DATA EXTRACTS:

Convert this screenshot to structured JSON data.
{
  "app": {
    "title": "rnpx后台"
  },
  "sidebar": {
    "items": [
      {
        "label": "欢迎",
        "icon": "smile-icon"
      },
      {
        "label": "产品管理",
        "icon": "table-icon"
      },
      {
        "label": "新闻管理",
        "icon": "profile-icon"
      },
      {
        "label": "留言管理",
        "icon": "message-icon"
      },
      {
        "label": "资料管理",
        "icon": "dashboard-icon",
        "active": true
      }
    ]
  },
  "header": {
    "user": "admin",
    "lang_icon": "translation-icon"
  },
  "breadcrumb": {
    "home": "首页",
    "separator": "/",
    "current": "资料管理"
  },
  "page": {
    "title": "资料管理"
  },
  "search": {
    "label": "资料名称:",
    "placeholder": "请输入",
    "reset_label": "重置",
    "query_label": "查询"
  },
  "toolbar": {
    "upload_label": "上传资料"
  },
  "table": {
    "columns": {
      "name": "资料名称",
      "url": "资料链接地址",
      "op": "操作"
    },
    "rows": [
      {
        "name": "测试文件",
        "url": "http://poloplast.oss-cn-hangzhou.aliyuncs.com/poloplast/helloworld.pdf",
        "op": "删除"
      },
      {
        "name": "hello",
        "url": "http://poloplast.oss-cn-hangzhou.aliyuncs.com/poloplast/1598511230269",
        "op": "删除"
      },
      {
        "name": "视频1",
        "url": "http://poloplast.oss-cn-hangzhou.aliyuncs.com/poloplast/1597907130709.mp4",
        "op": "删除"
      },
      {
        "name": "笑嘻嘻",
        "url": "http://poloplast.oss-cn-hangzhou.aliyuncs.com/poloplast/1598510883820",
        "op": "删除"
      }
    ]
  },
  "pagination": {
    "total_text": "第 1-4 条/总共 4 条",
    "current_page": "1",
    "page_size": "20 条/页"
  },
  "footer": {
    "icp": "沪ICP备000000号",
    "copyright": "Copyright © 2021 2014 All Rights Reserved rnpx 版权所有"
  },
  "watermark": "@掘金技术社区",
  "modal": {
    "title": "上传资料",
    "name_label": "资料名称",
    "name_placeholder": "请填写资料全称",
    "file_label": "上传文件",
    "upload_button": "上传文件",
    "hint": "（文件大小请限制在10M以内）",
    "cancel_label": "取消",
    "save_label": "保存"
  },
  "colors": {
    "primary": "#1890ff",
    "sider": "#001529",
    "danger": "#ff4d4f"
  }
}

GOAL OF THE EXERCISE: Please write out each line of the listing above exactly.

TASK RESULT:
Convert this screenshot to structured JSON data.
{
  "app": {
    "title": "rnpx后台"
  },
  "sidebar": {
    "items": [
      {
        "label": "欢迎",
        "icon": "smile-icon"
      },
      {
        "label": "产品管理",
        "icon": "table-icon"
      },
      {
        "label": "新闻管理",
        "icon": "profile-icon"
      },
      {
        "label": "留言管理",
        "icon": "message-icon"
      },
      {
        "label": "资料管理",
        "icon": "dashboard-icon",
        "active": true
      }
    ]
  },
  "header": {
    "user": "admin",
    "lang_icon": "translation-icon"
  },
  "breadcrumb": {
    "home": "首页",
    "separator": "/",
    "current": "资料管理"
  },
  "page": {
    "title": "资料管理"
  },
  "search": {
    "label": "资料名称:",
    "placeholder": "请输入",
    "reset_label": "重置",
    "query_label": "查询"
  },
  "toolbar": {
    "upload_label": "上传资料"
  },
  "table": {
    "columns": {
      "name": "资料名称",
      "url": "资料链接地址",
      "op": "操作"
    },
    "rows": [
      {
        "name": "测试文件",
        "url": "http://poloplast.oss-cn-hangzhou.aliyuncs.com/poloplast/helloworld.pdf",
        "op": "删除"
      },
      {
        "name": "hello",
        "url": "http://poloplast.oss-cn-hangzhou.aliyuncs.com/poloplast/1598511230269",
        "op": "删除"
      },
      {
        "name": "视频1",
        "url": "http://poloplast.oss-cn-hangzhou.aliyuncs.com/poloplast/1597907130709.mp4",
        "op": "删除"
      },
      {
        "name": "笑嘻嘻",
        "url": "http://poloplast.oss-cn-hangzhou.aliyuncs.com/poloplast/1598510883820",
        "op": "删除"
      }
    ]
  },
  "pagination": {
    "total_text": "第 1-4 条/总共 4 条",
    "current_page": "1",
    "page_size": "20 条/页"
  },
  "footer": {
    "icp": "沪ICP备000000号",
    "copyright": "Copyright © 2021 2014 All Rights Reserved rnpx 版权所有"
  },
  "watermark": "@掘金技术社区",
  "modal": {
    "title": "上传资料",
    "name_label": "资料名称",
    "name_placeholder": "请填写资料全称",
    "file_label": "上传文件",
    "upload_button": "上传文件",
    "hint": "（文件大小请限制在10M以内）",
    "cancel_label": "取消",
    "save_label": "保存"
  },
  "colors": {
    "primary": "#1890ff",
    "sider": "#001529",
    "danger": "#ff4d4f"
  }
}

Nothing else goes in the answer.